Work required:
Reproduce every line in the listing that contains the word "bilibili".

Given data:
::::::::::

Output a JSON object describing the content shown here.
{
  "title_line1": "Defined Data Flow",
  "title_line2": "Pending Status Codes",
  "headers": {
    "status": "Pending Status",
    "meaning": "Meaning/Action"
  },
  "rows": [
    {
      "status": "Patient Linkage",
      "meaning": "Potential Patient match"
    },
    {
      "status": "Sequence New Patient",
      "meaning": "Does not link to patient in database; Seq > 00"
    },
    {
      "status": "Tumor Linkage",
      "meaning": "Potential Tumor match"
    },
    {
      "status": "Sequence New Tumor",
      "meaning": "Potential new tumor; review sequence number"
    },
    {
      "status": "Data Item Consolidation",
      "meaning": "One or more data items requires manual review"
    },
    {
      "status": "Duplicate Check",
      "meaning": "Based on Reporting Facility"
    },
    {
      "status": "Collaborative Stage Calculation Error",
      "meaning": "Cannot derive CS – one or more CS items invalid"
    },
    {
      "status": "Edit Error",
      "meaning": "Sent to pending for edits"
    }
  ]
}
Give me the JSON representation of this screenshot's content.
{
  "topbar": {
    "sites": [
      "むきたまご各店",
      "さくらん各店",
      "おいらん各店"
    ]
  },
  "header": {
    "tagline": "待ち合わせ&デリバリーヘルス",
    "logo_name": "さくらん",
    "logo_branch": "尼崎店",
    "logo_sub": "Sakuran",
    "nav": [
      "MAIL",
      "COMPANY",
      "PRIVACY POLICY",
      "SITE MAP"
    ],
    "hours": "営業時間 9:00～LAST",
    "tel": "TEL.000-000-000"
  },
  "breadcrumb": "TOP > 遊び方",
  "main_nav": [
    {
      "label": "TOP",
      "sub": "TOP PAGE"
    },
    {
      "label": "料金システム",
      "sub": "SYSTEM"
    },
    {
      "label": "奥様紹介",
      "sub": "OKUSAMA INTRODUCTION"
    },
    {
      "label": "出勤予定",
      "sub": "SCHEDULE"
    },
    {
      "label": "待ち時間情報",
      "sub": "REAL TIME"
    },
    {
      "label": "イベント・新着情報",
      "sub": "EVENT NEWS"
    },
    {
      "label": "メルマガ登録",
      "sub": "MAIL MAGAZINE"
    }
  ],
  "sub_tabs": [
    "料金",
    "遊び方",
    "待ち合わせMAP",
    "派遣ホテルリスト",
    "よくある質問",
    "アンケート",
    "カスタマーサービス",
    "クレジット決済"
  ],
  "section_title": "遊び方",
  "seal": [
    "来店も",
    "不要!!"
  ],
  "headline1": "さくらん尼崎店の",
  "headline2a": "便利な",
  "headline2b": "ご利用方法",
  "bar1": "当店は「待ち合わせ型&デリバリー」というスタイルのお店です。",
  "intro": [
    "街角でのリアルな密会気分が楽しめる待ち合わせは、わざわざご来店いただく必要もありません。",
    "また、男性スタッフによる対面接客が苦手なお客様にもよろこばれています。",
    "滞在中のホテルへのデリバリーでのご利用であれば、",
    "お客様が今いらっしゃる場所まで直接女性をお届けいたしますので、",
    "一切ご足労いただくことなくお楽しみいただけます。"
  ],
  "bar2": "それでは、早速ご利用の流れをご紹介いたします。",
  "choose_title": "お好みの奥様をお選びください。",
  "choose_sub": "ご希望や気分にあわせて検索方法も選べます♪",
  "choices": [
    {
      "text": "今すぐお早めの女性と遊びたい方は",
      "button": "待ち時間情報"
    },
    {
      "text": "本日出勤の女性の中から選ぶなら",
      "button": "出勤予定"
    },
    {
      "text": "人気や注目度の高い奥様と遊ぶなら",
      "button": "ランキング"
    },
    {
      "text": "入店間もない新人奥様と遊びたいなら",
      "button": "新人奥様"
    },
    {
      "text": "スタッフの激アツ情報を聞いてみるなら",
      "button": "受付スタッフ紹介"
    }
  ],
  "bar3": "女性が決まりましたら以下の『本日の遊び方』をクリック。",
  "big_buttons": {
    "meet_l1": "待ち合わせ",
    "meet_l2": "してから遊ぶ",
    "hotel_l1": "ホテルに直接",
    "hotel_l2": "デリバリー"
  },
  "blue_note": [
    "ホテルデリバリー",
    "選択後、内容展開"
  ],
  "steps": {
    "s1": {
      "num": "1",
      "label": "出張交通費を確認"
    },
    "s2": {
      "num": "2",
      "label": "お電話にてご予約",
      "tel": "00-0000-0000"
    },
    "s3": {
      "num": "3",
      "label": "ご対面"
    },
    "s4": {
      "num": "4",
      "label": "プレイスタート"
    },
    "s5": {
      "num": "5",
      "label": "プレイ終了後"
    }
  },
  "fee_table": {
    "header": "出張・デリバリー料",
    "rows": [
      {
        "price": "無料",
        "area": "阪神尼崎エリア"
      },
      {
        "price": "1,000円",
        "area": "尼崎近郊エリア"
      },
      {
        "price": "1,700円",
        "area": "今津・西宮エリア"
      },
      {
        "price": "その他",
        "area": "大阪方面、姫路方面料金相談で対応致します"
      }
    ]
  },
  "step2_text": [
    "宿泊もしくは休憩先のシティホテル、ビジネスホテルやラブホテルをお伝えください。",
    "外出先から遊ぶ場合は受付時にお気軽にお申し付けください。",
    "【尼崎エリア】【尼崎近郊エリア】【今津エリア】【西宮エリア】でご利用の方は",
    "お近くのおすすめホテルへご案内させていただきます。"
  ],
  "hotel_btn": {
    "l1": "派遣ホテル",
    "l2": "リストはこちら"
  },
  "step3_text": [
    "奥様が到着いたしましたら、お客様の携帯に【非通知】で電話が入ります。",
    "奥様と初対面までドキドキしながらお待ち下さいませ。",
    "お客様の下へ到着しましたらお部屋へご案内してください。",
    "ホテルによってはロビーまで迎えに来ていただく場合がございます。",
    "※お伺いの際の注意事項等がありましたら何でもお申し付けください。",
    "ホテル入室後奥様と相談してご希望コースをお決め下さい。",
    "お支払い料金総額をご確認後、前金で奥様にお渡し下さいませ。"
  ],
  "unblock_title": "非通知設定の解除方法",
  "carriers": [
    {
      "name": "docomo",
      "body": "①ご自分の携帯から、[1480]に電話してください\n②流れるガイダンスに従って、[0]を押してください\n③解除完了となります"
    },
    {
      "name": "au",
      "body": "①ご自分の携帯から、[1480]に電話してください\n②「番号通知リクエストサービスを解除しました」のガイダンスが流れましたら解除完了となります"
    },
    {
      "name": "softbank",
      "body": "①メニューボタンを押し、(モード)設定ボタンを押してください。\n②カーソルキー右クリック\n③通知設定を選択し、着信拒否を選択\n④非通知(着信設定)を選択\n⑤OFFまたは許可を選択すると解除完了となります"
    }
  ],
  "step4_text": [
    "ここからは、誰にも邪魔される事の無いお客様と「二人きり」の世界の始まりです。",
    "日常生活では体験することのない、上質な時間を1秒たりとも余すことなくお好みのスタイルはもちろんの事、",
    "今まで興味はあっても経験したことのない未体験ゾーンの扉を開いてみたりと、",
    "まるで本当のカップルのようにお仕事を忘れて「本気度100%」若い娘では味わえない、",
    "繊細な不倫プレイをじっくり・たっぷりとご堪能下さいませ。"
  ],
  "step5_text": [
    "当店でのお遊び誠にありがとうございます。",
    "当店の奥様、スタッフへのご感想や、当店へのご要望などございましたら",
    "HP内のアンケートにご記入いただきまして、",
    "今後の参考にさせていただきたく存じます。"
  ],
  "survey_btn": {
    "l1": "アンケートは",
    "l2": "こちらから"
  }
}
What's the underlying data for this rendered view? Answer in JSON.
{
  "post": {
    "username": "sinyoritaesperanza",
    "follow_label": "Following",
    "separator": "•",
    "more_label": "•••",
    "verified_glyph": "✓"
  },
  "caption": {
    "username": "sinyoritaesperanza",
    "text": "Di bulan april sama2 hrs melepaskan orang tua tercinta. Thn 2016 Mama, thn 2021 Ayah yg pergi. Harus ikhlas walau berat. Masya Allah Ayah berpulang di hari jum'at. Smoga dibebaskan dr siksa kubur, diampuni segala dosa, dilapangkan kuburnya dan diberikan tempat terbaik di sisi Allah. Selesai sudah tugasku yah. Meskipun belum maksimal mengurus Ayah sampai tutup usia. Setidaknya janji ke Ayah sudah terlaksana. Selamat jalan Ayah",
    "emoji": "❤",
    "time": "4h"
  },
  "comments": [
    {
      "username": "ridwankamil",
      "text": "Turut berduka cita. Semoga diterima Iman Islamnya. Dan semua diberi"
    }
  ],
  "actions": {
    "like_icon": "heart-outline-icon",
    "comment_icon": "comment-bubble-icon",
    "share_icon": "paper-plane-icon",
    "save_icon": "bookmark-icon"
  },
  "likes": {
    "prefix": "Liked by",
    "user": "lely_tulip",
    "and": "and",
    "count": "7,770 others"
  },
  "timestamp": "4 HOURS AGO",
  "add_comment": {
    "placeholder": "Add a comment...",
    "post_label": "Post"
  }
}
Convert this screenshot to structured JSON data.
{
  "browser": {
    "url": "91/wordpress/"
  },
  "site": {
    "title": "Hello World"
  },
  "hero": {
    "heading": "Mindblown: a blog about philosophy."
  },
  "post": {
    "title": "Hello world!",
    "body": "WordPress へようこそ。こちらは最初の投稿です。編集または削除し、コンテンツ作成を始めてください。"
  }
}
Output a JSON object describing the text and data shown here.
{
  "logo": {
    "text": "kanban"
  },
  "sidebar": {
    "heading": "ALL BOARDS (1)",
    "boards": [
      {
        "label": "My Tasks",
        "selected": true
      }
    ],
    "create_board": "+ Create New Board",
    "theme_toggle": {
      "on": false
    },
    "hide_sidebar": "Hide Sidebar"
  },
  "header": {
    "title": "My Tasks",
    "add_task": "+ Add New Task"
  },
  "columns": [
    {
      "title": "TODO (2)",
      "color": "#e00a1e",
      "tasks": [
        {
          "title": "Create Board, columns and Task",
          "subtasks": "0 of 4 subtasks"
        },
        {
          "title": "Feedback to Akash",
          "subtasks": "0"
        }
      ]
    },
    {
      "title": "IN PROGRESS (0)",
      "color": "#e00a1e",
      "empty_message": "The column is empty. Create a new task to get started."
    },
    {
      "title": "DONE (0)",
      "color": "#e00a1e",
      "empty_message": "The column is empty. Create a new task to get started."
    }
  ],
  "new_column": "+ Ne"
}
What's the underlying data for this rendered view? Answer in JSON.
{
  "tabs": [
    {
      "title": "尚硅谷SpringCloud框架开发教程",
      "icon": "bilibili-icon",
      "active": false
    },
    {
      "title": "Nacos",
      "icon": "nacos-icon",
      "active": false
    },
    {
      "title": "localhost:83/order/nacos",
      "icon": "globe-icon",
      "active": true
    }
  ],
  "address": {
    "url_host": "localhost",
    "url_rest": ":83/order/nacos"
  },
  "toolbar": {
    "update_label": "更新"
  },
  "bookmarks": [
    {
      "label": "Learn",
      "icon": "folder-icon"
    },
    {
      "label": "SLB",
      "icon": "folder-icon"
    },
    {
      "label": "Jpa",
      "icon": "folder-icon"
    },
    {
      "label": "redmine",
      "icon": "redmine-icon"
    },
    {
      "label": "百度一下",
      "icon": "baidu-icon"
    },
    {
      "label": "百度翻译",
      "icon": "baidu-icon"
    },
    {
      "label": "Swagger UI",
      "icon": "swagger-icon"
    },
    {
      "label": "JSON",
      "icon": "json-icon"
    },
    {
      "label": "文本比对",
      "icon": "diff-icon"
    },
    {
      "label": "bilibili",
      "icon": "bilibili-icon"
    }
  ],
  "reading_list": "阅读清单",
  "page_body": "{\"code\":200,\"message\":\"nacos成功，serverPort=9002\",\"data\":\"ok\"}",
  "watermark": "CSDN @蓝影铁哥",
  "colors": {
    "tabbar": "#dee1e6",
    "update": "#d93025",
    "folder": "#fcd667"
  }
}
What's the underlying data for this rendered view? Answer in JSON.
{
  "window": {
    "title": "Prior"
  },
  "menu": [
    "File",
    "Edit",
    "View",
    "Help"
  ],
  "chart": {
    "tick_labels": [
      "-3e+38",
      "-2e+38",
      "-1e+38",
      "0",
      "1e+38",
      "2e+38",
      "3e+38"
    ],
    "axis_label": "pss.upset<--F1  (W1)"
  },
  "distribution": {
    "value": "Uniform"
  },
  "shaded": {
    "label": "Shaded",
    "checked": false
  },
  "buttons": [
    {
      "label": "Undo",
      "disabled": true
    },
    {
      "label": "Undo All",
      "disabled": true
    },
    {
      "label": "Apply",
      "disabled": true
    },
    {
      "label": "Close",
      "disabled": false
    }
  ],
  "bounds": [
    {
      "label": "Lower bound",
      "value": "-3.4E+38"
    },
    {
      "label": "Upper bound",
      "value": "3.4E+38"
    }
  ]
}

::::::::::

Worked solution:
      "icon": "bilibili-icon",
      "label": "bilibili",
      "icon": "bilibili-icon"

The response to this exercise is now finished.